The response should be a precise copy of every entry.

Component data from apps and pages
* * * * * * *

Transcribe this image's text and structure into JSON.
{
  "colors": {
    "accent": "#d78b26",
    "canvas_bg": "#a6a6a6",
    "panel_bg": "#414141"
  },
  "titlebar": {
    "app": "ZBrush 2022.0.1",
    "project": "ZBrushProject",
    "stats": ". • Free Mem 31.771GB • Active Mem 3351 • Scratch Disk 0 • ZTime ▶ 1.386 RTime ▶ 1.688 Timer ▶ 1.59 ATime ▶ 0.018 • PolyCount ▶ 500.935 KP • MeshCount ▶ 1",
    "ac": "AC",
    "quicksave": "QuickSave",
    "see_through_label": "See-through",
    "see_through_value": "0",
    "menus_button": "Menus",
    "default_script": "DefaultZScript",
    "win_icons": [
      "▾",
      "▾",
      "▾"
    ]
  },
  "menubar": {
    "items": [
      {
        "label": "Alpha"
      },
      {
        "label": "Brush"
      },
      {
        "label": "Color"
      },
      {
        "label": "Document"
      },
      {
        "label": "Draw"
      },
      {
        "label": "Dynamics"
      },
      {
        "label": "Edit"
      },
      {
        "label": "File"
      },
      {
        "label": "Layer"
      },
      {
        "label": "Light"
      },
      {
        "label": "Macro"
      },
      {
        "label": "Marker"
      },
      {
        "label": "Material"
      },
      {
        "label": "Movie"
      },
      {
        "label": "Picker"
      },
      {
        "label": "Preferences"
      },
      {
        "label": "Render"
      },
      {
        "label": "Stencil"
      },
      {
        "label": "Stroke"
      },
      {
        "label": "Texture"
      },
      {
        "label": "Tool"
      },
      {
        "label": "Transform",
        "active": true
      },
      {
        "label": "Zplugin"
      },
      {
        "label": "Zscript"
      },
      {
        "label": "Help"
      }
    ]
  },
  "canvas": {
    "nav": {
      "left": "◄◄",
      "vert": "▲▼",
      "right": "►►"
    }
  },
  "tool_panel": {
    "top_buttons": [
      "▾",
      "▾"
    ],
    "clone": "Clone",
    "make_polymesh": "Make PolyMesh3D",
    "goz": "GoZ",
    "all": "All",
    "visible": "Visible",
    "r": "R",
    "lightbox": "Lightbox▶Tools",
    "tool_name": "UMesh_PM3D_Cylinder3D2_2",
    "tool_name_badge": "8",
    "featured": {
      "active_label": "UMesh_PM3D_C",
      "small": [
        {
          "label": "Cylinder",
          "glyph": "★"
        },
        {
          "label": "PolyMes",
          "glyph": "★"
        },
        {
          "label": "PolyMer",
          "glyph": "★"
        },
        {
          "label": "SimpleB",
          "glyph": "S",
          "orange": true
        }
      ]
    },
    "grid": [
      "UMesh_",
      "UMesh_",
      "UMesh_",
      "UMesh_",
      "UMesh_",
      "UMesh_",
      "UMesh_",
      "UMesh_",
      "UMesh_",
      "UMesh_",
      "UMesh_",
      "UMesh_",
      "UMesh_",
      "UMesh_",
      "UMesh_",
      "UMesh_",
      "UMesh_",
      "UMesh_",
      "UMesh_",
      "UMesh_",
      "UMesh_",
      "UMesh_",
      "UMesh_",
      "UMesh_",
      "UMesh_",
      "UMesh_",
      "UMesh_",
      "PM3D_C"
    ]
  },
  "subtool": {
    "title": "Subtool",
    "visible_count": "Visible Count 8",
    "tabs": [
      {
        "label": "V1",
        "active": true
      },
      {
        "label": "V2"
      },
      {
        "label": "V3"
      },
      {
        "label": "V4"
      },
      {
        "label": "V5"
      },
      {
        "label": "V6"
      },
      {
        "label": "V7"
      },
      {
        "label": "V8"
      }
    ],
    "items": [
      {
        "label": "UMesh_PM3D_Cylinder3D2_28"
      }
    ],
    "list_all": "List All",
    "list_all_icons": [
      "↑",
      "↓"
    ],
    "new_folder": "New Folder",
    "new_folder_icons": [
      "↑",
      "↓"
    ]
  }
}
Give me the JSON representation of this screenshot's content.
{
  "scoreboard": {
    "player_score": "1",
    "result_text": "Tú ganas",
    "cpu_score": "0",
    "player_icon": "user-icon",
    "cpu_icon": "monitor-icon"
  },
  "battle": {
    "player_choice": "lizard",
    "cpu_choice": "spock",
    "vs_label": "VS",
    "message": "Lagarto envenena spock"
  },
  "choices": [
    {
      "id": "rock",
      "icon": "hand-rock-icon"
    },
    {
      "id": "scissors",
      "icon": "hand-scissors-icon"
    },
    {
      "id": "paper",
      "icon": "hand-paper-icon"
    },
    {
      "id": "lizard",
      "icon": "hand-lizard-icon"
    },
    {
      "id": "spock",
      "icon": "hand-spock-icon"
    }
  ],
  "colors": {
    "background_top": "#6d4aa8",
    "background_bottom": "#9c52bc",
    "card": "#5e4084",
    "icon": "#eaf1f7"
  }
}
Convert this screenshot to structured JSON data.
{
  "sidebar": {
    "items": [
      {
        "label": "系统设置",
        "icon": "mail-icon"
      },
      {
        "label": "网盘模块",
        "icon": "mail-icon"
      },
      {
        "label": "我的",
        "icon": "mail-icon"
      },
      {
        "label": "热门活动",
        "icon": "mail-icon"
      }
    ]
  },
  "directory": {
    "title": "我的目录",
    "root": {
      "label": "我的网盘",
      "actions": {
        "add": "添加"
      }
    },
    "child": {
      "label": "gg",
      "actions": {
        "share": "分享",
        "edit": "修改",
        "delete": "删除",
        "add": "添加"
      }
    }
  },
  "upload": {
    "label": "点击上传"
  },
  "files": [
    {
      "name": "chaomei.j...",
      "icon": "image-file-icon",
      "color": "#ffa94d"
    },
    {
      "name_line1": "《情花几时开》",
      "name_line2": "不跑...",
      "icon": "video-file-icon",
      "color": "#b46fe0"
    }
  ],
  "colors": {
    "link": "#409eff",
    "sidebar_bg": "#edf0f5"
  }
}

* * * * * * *

* [Response area]:
Transcribe this image's text and structure into JSON.
{
  "colors": {
    "accent": "#d78b26",
    "canvas_bg": "#a6a6a6",
    "panel_bg": "#414141"
  },
  "titlebar": {
    "app": "ZBrush 2022.0.1",
    "project": "ZBrushProject",
    "stats": ". • Free Mem 31.771GB • Active Mem 3351 • Scratch Disk 0 • ZTime ▶ 1.386 RTime ▶ 1.688 Timer ▶ 1.59 ATime ▶ 0.018 • PolyCount ▶ 500.935 KP • MeshCount ▶ 1",
    "ac": "AC",
    "quicksave": "QuickSave",
    "see_through_label": "See-through",
    "see_through_value": "0",
    "menus_button": "Menus",
    "default_script": "DefaultZScript",
    "win_icons": [
      "▾",
      "▾",
      "▾"
    ]
  },
  "menubar": {
    "items": [
      {
        "label": "Alpha"
      },
      {
        "label": "Brush"
      },
      {
        "label": "Color"
      },
      {
        "label": "Document"
      },
      {
        "label": "Draw"
      },
      {
        "label": "Dynamics"
      },
      {
        "label": "Edit"
      },
      {
        "label": "File"
      },
      {
        "label": "Layer"
      },
      {
        "label": "Light"
      },
      {
        "label": "Macro"
      },
      {
        "label": "Marker"
      },
      {
        "label": "Material"
      },
      {
        "label": "Movie"
      },
      {
        "label": "Picker"
      },
      {
        "label": "Preferences"
      },
      {
        "label": "Render"
      },
      {
        "label": "Stencil"
      },
      {
        "label": "Stroke"
      },
      {
        "label": "Texture"
      },
      {
        "label": "Tool"
      },
      {
        "label": "Transform",
        "active": true
      },
      {
        "label": "Zplugin"
      },
      {
        "label": "Zscript"
      },
      {
        "label": "Help"
      }
    ]
  },
  "canvas": {
    "nav": {
      "left": "◄◄",
      "vert": "▲▼",
      "right": "►►"
    }
  },
  "tool_panel": {
    "top_buttons": [
      "▾",
      "▾"
    ],
    "clone": "Clone",
    "make_polymesh": "Make PolyMesh3D",
    "goz": "GoZ",
    "all": "All",
    "visible": "Visible",
    "r": "R",
    "lightbox": "Lightbox▶Tools",
    "tool_name": "UMesh_PM3D_Cylinder3D2_2",
    "tool_name_badge": "8",
    "featured": {
      "active_label": "UMesh_PM3D_C",
      "small": [
        {
          "label": "Cylinder",
          "glyph": "★"
        },
        {
          "label": "PolyMes",
          "glyph": "★"
        },
        {
          "label": "PolyMer",
          "glyph": "★"
        },
        {
          "label": "SimpleB",
          "glyph": "S",
          "orange": true
        }
      ]
    },
    "grid": [
      "UMesh_",
      "UMesh_",
      "UMesh_",
      "UMesh_",
      "UMesh_",
      "UMesh_",
      "UMesh_",
      "UMesh_",
      "UMesh_",
      "UMesh_",
      "UMesh_",
      "UMesh_",
      "UMesh_",
      "UMesh_",
      "UMesh_",
      "UMesh_",
      "UMesh_",
      "UMesh_",
      "UMesh_",
      "UMesh_",
      "UMesh_",
      "UMesh_",
      "UMesh_",
      "UMesh_",
      "UMesh_",
      "UMesh_",
      "UMesh_",
      "PM3D_C"
    ]
  },
  "subtool": {
    "title": "Subtool",
    "visible_count": "Visible Count 8",
    "tabs": [
      {
        "label": "V1",
        "active": true
      },
      {
        "label": "V2"
      },
      {
        "label": "V3"
      },
      {
        "label": "V4"
      },
      {
        "label": "V5"
      },
      {
        "label": "V6"
      },
      {
        "label": "V7"
      },
      {
        "label": "V8"
      }
    ],
    "items": [
      {
        "label": "UMesh_PM3D_Cylinder3D2_28"
      }
    ],
    "list_all": "List All",
    "list_all_icons": [
      "↑",
      "↓"
    ],
    "new_folder": "New Folder",
    "new_folder_icons": [
      "↑",
      "↓"
    ]
  }
}
Give me the JSON representation of this screenshot's content.
{
  "scoreboard": {
    "player_score": "1",
    "result_text": "Tú ganas",
    "cpu_score": "0",
    "player_icon": "user-icon",
    "cpu_icon": "monitor-icon"
  },
  "battle": {
    "player_choice": "lizard",
    "cpu_choice": "spock",
    "vs_label": "VS",
    "message": "Lagarto envenena spock"
  },
  "choices": [
    {
      "id": "rock",
      "icon": "hand-rock-icon"
    },
    {
      "id": "scissors",
      "icon": "hand-scissors-icon"
    },
    {
      "id": "paper",
      "icon": "hand-paper-icon"
    },
    {
      "id": "lizard",
      "icon": "hand-lizard-icon"
    },
    {
      "id": "spock",
      "icon": "hand-spock-icon"
    }
  ],
  "colors": {
    "background_top": "#6d4aa8",
    "background_bottom": "#9c52bc",
    "card": "#5e4084",
    "icon": "#eaf1f7"
  }
}
Convert this screenshot to structured JSON data.
{
  "sidebar": {
    "items": [
      {
        "label": "系统设置",
        "icon": "mail-icon"
      },
      {
        "label": "网盘模块",
        "icon": "mail-icon"
      },
      {
        "label": "我的",
        "icon": "mail-icon"
      },
      {
        "label": "热门活动",
        "icon": "mail-icon"
      }
    ]
  },
  "directory": {
    "title": "我的目录",
    "root": {
      "label": "我的网盘",
      "actions": {
        "add": "添加"
      }
    },
    "child": {
      "label": "gg",
      "actions": {
        "share": "分享",
        "edit": "修改",
        "delete": "删除",
        "add": "添加"
      }
    }
  },
  "upload": {
    "label": "点击上传"
  },
  "files": [
    {
      "name": "chaomei.j...",
      "icon": "image-file-icon",
      "color": "#ffa94d"
    },
    {
      "name_line1": "《情花几时开》",
      "name_line2": "不跑...",
      "icon": "video-file-icon",
      "color": "#b46fe0"
    }
  ],
  "colors": {
    "link": "#409eff",
    "sidebar_bg": "#edf0f5"
  }
}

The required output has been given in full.